“This is the smart way forward and working together with our partners we can lay the groundwork for a low carbon future.”
Local Area Asset Representation
Local Energy Asset Representation (LEAR) is a modelling tool developed by Energy Systems Catapult. It pulls together local information on energy demand, generation, storage and distribution assets, social factors like fuel poverty and characteristics like building design types and local geography, using geospatial data analysis and aspects of machine learning. It enables planners and innovators to strategically decide how they might deploy and grow low carbon businesses.
The York & North Yorkshire Local Enterprise Partnership (YNY LEP) needed a LEAR to support their vision for achieving net zero emissions by 2050 and milestone of 78% reduction by 2035. Locally, five local authorities have declared a climate emergency setting challenging decarbonisation targets up to twenty years ahead of that target. YNY LEP area covers well over 8,000 km2 and has a population of around 825,000 people.
YNY LEP requested their LEAR provide an understanding of the building stock in the local area by geographic location, including analysis of:
- Types of dwellings including building fabric
- Types of heating systems
- Annual and peak energy demands
- Potential for domestic on-roof solar PV and off-street parking for electric vehicle charging
- An assessment of energy networks that serve them including capacity and embedded generation.
The LEAR also provided information on the levels of employment and deprivation correlating to the building by building assessment in each area.
Place-based Net Zero Toolkit
Social innovation agency, Nesta in Scotland, commissioned Energy Systems Catapult to help Scotland better understand which dwellings are most and least well suited to the transition to ground and air source heat pumps.
We used our first-of-a-kind Home Energy Dynamics (HED) modelling tool to test some Nesta’s assumptions, including:
- Low-carbon domestic heating options will be costly to install.
- The running costs and effectiveness of heat pumps will vary in different types of properties.
- There is a portion of Scotland’s housing stock for which heat humps may not be a viable heating option at all.
- Older tenement flats (which are around 28 per cent of urban housing stock in Scotland) pose particular problems to become sufficiently energy efficient and to site and install a heat pump.
Energy Systems Catapult collated energy efficiency data for several housing archetypes and conducted detailed HED modelling for heating a tenement flat in different retrofit/upgrade scenarios.
The report How to Heat Scotland’s Homes found that:
- Housing stock in Scotland has a poor standard of energy efficiency with over 70 per cent of dwellings having an EPC rating D or C and 15 per cent having the lowest ratings of E, F or G.

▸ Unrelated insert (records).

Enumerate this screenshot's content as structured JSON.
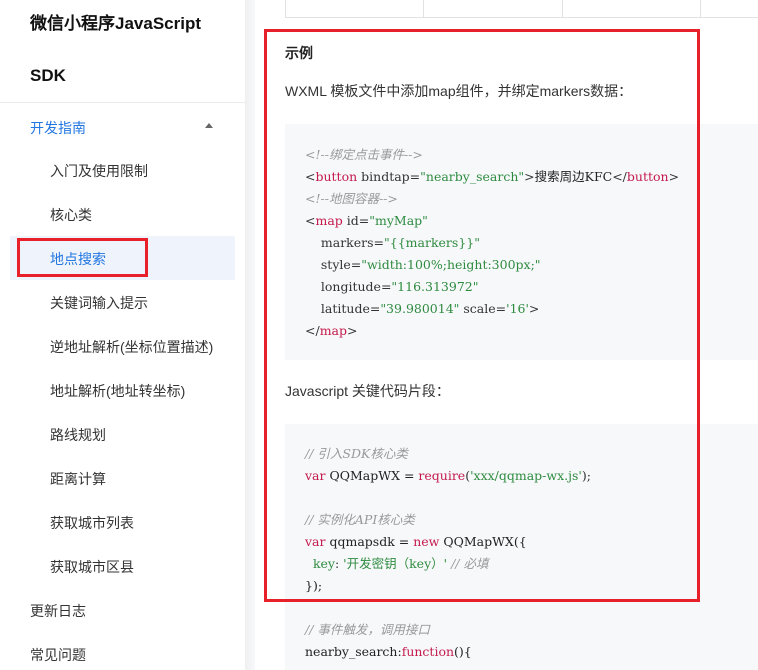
{
  "sidebar": {
    "title_line1": "微信小程序JavaScript",
    "title_line2": "SDK",
    "section": "开发指南",
    "items": [
      "入门及使用限制",
      "核心类",
      "地点搜索",
      "关键词输入提示",
      "逆地址解析(坐标位置描述)",
      "地址解析(地址转坐标)",
      "路线规划",
      "距离计算",
      "获取城市列表",
      "获取城市区县"
    ],
    "bottom": [
      "更新日志",
      "常见问题"
    ]
  },
  "main": {
    "heading": "示例",
    "wxml_intro": "WXML 模板文件中添加map组件，并绑定markers数据：",
    "js_intro": "Javascript 关键代码片段：",
    "wxml_code": {
      "c1": "<!--绑定点击事件-->",
      "l2_open": "<",
      "l2_tag": "button",
      "l2_attr": " bindtap=",
      "l2_val": "\"nearby_search\"",
      "l2_close": ">",
      "l2_text": "搜索周边KFC",
      "l2_end_open": "</",
      "l2_end_tag": "button",
      "l2_end_close": ">",
      "c3": "<!--地图容器-->",
      "l4_open": "<",
      "l4_tag": "map",
      "l4_attr": " id=",
      "l4_val": "\"myMap\"",
      "l5_attr": "    markers=",
      "l5_val": "\"{{markers}}\"",
      "l6_attr": "    style=",
      "l6_val": "\"width:100%;height:300px;\"",
      "l7_attr": "    longitude=",
      "l7_val": "\"116.313972\"",
      "l8_attr": "    latitude=",
      "l8_val": "\"39.980014\"",
      "l8_attr2": " scale=",
      "l8_val2": "'16'",
      "l8_close": ">",
      "l9_open": "</",
      "l9_tag": "map",
      "l9_close": ">"
    },
    "js_code": {
      "c1": "// 引入SDK核心类",
      "l2_kw": "var",
      "l2_txt": " QQMapWX = ",
      "l2_fn": "require",
      "l2_p1": "(",
      "l2_str": "'xxx/qqmap-wx.js'",
      "l2_p2": ");",
      "c3": "// 实例化API核心类",
      "l4_kw": "var",
      "l4_txt": " qqmapsdk = ",
      "l4_new": "new",
      "l4_txt2": " QQMapWX({",
      "l5_key": "  key",
      "l5_colon": ": ",
      "l5_str": "'开发密钥（key）'",
      "l5_cm": " // 必填",
      "l6": "});",
      "c7": "// 事件触发，调用接口",
      "l8_txt": "nearby_search:",
      "l8_fn": "function",
      "l8_txt2": "(){"
    }
  }
}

- Barriers to installation of heat pumps, including cost, supply, public awareness and practicalities such as space, exist across all housing types in Scotland.
- Older, pre-1914 housing stock such as tenement blocks would require substantial and costly energy efficiency measures including to the fabric of the buildings (often prohibited by current planning restrictions), in order for heat pumps to deliver an acceptable standard of comfort and cost.
Collaborate with us
UK’s leading independent authority on helping local places take real action on the climate emergency. Our pioneering approach is data-driven, collaborative and cost effective.Contact us
Helping accelerate zero carbon innovation with independent, technology-agnostic and whole systems models, tools and labs.Contact us